The Kingdom of Dege was an important kingdom in Kham from the 15th to the 19th century. It was a center of industry, religion and politics, with the seat of its kingdom in the town of Degé.The kings of Dege followed a 1300-year lineage. At its height, the population of the kingdom consisted of 12-15,000 families. The northern border of the kingdom was defined by Qinghai Lake; on the east, the boundary terminated at those states that utilized the Horpa variation of the Rgyalrongic languages, Chantui and Litang; the southern and western boundaries were defined by Batang, Sanai, Gonjo and Draya; and Lhato and Chamdo, respectively.
The kingdom was known for its metal working and was an important center in the establishment of the Rimé movement in Tibetan Buddhism.

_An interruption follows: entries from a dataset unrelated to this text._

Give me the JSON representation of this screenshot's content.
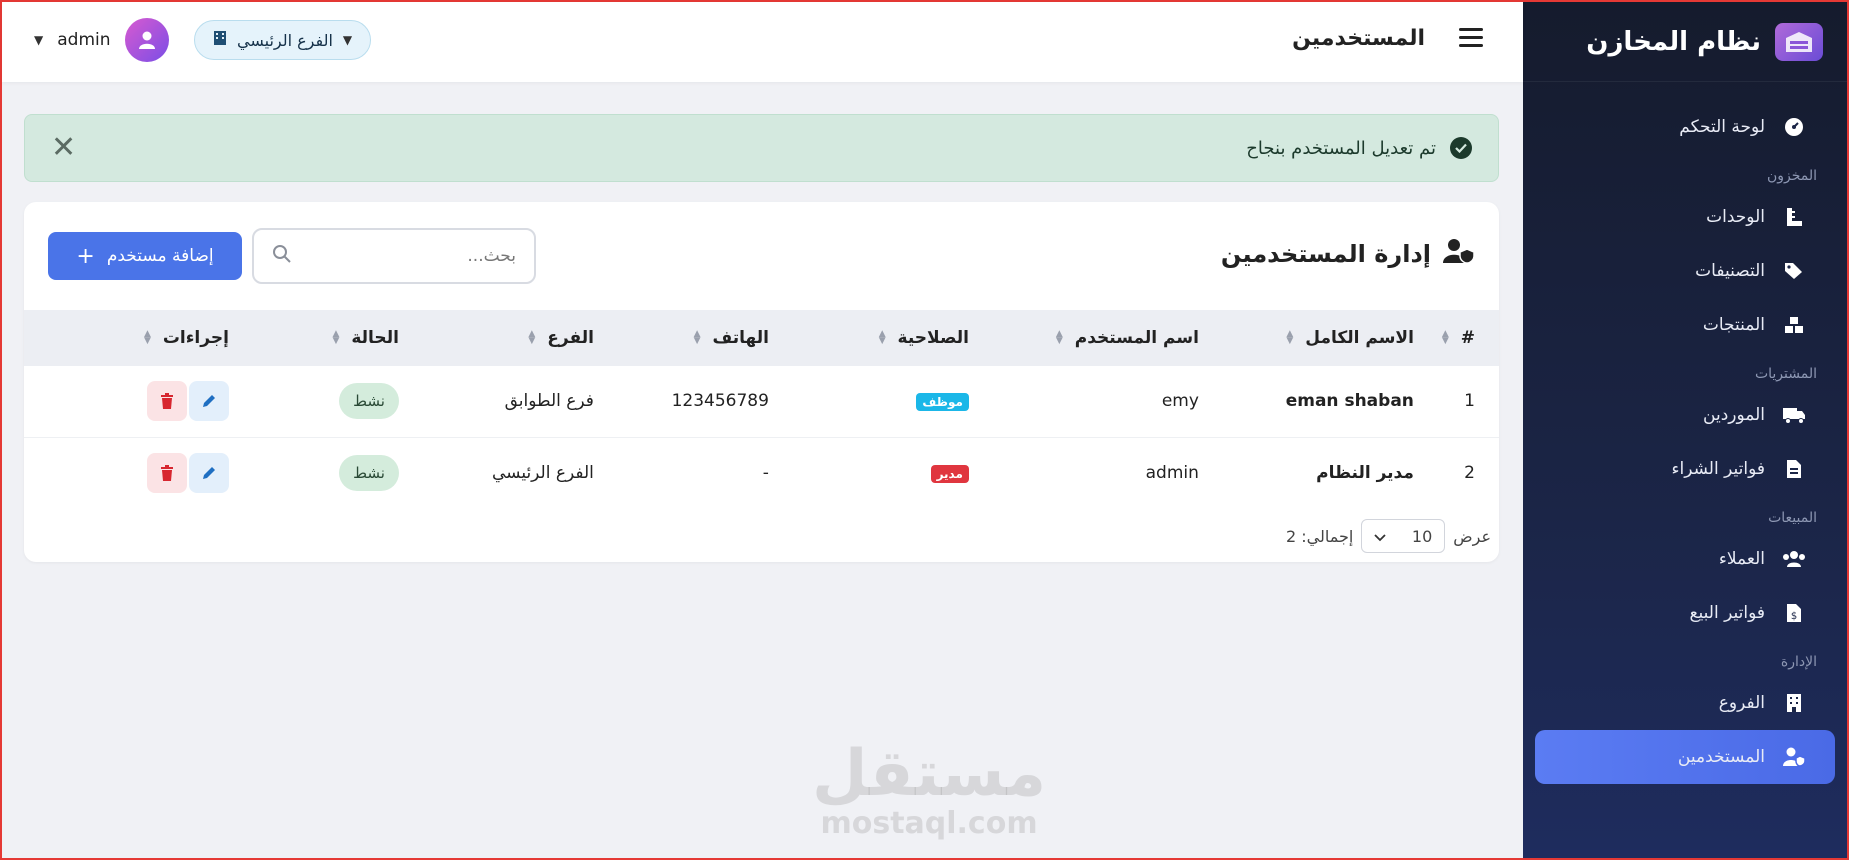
{
  "sidebar": {
    "brand": "نظام المخازن",
    "items": [
      {
        "label": "لوحة التحكم"
      },
      {
        "section": "المخزون"
      },
      {
        "label": "الوحدات"
      },
      {
        "label": "التصنيفات"
      },
      {
        "label": "المنتجات"
      },
      {
        "section": "المشتريات"
      },
      {
        "label": "الموردين"
      },
      {
        "label": "فواتير الشراء"
      },
      {
        "section": "المبيعات"
      },
      {
        "label": "العملاء"
      },
      {
        "label": "فواتير البيع"
      },
      {
        "section": "الإدارة"
      },
      {
        "label": "الفروع"
      },
      {
        "label": "المستخدمين"
      }
    ]
  },
  "topbar": {
    "title": "المستخدمين",
    "branch": "الفرع الرئيسي",
    "username": "admin"
  },
  "alert": {
    "message": "تم تعديل المستخدم بنجاح"
  },
  "card": {
    "title": "إدارة المستخدمين",
    "search_placeholder": "بحث...",
    "add_button": "إضافة مستخدم"
  },
  "table": {
    "headers": [
      "#",
      "الاسم الكامل",
      "اسم المستخدم",
      "الصلاحية",
      "الهاتف",
      "الفرع",
      "الحالة",
      "إجراءات"
    ],
    "rows": [
      {
        "num": "1",
        "full_name": "eman shaban",
        "username": "emy",
        "role": "موظف",
        "role_color": "#1bb7e8",
        "phone": "123456789",
        "branch": "فرع الطوابق",
        "status": "نشط"
      },
      {
        "num": "2",
        "full_name": "مدير النظام",
        "username": "admin",
        "role": "مدير",
        "role_color": "#e0363f",
        "phone": "-",
        "branch": "الفرع الرئيسي",
        "status": "نشط"
      }
    ]
  },
  "footer": {
    "show_label": "عرض",
    "page_size": "10",
    "total_label": "إجمالي: 2"
  },
  "watermark": {
    "arabic": "مستقل",
    "latin": "mostaql.com"
  }
}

The royal family of Dege were known as supporters of art, producing such artists as Situ Panchen, the kingdom’s senior court chaplain, who is also known for his contributions to medicine and religion. Regent Queen Tsewang Lhamo (d. 1812) was known for her support of printing and publishing.
Source: The Treasury of lives